'''
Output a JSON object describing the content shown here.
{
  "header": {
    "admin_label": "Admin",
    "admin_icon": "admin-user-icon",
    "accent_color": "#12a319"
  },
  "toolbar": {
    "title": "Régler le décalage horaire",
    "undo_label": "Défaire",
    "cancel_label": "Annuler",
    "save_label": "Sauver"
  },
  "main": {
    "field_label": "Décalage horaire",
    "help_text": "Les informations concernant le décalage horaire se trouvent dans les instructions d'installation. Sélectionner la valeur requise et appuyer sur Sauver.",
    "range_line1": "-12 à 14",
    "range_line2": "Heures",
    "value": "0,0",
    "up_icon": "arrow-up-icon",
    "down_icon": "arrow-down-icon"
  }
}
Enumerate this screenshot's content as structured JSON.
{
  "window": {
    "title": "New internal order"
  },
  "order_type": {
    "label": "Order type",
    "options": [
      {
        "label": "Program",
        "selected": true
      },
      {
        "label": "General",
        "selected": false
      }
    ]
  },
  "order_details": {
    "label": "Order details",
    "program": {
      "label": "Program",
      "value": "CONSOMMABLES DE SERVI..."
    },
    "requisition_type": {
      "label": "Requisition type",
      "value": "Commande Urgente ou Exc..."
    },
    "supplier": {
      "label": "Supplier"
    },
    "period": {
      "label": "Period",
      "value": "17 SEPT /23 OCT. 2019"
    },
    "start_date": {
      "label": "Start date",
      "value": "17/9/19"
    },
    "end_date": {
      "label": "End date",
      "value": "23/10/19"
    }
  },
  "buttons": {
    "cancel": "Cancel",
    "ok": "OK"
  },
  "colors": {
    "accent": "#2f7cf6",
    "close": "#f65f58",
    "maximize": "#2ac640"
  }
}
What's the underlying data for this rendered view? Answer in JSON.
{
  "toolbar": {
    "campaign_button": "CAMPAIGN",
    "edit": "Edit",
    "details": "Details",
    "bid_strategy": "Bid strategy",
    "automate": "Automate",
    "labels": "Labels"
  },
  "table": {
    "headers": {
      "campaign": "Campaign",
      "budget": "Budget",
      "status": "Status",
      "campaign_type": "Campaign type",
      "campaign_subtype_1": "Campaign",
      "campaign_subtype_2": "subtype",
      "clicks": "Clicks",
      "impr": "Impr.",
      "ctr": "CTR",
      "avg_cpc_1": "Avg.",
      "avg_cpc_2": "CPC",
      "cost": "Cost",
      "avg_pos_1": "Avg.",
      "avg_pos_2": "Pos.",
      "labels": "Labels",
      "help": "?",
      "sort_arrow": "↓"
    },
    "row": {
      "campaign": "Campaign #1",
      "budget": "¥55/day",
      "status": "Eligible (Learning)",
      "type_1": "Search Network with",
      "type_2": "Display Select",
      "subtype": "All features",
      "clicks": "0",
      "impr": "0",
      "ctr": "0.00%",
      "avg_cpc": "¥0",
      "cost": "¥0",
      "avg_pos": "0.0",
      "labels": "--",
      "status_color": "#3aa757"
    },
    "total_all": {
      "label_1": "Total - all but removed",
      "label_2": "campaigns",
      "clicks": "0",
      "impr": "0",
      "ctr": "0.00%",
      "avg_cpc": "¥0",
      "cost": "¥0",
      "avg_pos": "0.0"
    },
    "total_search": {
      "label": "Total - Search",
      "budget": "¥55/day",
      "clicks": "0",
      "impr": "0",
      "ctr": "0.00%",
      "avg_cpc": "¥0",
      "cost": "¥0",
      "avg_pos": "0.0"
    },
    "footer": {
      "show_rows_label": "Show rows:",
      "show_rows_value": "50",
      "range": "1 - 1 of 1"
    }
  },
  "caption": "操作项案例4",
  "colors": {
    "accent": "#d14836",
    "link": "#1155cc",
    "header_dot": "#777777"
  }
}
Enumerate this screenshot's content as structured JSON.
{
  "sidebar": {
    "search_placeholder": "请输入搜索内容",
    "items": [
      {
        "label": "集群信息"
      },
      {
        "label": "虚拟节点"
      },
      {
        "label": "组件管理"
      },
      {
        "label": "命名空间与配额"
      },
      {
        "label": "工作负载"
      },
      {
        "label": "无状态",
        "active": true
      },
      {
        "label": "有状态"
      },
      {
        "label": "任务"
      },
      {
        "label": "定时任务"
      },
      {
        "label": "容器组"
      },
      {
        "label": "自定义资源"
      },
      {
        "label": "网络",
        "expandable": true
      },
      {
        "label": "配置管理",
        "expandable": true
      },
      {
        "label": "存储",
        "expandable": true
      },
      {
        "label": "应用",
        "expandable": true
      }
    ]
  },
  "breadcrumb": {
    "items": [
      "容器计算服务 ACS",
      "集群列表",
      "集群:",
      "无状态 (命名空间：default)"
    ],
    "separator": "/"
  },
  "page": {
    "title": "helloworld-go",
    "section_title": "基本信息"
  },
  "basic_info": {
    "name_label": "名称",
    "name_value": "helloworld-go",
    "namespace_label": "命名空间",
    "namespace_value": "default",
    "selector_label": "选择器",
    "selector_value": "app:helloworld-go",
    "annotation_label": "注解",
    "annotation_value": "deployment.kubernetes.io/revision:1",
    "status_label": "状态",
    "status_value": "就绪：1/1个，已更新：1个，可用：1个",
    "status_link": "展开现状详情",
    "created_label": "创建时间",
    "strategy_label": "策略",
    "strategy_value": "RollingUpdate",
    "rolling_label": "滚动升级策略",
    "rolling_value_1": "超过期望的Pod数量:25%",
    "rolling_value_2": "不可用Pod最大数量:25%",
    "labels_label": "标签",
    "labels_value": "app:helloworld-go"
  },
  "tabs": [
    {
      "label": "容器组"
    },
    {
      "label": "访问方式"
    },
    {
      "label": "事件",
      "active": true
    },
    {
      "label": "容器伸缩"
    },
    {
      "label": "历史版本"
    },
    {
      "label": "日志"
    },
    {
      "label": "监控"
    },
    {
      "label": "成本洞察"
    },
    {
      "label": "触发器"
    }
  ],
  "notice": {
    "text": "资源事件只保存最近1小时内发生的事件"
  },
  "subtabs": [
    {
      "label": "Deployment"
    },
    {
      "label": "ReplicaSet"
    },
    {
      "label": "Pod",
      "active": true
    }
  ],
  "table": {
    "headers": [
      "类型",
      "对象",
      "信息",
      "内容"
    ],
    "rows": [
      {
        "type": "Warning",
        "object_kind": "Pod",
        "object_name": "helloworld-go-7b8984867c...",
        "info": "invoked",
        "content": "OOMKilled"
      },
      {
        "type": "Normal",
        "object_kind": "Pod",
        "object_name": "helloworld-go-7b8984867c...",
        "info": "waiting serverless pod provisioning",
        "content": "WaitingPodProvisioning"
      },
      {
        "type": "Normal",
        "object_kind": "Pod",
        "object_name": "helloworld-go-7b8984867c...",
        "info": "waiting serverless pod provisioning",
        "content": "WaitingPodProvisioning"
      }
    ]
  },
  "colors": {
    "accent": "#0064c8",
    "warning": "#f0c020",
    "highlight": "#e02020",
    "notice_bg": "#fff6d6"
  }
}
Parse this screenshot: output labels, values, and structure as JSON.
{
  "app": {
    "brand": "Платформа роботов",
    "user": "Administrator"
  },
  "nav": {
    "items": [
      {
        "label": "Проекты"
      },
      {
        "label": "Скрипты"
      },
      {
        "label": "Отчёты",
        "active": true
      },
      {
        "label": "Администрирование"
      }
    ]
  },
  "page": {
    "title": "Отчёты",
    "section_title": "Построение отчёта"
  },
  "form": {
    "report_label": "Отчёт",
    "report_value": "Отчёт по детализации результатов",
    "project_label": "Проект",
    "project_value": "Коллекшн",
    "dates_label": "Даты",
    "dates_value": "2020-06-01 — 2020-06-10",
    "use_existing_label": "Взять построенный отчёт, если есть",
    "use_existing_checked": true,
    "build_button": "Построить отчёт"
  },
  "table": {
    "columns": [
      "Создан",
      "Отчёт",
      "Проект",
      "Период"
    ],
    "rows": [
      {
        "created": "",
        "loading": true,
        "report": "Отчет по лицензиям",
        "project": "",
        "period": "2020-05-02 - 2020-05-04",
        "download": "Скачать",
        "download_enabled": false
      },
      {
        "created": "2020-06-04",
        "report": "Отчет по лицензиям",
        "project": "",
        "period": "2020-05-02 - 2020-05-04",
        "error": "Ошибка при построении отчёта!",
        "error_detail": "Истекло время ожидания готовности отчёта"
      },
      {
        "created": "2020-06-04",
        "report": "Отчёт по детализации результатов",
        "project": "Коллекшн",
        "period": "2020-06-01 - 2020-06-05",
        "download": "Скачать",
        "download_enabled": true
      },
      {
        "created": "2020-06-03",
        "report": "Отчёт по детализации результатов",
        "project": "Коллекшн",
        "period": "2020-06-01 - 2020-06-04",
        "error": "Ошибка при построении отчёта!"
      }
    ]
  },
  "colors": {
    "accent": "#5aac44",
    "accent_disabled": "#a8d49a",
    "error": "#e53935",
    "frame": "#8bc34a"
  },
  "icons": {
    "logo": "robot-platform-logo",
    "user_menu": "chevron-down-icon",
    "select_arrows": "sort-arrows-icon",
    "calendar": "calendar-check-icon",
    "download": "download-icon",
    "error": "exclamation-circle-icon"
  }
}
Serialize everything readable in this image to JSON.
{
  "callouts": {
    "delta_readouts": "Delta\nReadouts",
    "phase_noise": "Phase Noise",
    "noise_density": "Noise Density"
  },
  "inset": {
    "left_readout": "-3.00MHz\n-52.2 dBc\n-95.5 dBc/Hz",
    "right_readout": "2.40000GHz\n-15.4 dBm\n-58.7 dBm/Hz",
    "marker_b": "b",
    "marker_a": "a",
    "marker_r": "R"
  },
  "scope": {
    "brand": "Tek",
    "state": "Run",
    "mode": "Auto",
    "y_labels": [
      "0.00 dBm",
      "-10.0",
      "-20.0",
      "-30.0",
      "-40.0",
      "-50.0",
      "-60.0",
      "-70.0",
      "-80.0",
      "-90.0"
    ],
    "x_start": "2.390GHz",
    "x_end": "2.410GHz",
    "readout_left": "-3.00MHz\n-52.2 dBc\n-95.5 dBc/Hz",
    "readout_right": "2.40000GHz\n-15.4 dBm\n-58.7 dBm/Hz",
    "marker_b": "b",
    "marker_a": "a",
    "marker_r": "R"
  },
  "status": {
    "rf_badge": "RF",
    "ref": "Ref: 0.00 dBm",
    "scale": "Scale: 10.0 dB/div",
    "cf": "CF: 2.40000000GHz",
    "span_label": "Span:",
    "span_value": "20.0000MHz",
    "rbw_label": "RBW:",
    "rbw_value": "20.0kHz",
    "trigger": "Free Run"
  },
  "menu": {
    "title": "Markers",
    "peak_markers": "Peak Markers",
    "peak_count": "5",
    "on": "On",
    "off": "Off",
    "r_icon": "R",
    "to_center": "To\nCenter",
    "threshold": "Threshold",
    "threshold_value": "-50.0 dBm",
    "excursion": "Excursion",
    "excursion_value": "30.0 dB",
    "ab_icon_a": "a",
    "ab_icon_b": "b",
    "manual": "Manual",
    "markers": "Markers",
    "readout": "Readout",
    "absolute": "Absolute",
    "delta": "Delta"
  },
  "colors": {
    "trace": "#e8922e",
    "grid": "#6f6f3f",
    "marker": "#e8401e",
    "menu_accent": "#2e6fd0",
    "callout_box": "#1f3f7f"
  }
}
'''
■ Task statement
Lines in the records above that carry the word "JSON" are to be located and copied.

■ Written answer
Output a JSON object describing the content shown here.
Enumerate this screenshot's content as structured JSON.
What's the underlying data for this rendered view? Answer in JSON.
Enumerate this screenshot's content as structured JSON.
Parse this screenshot: output labels, values, and structure as JSON.
Serialize everything readable in this image to JSON.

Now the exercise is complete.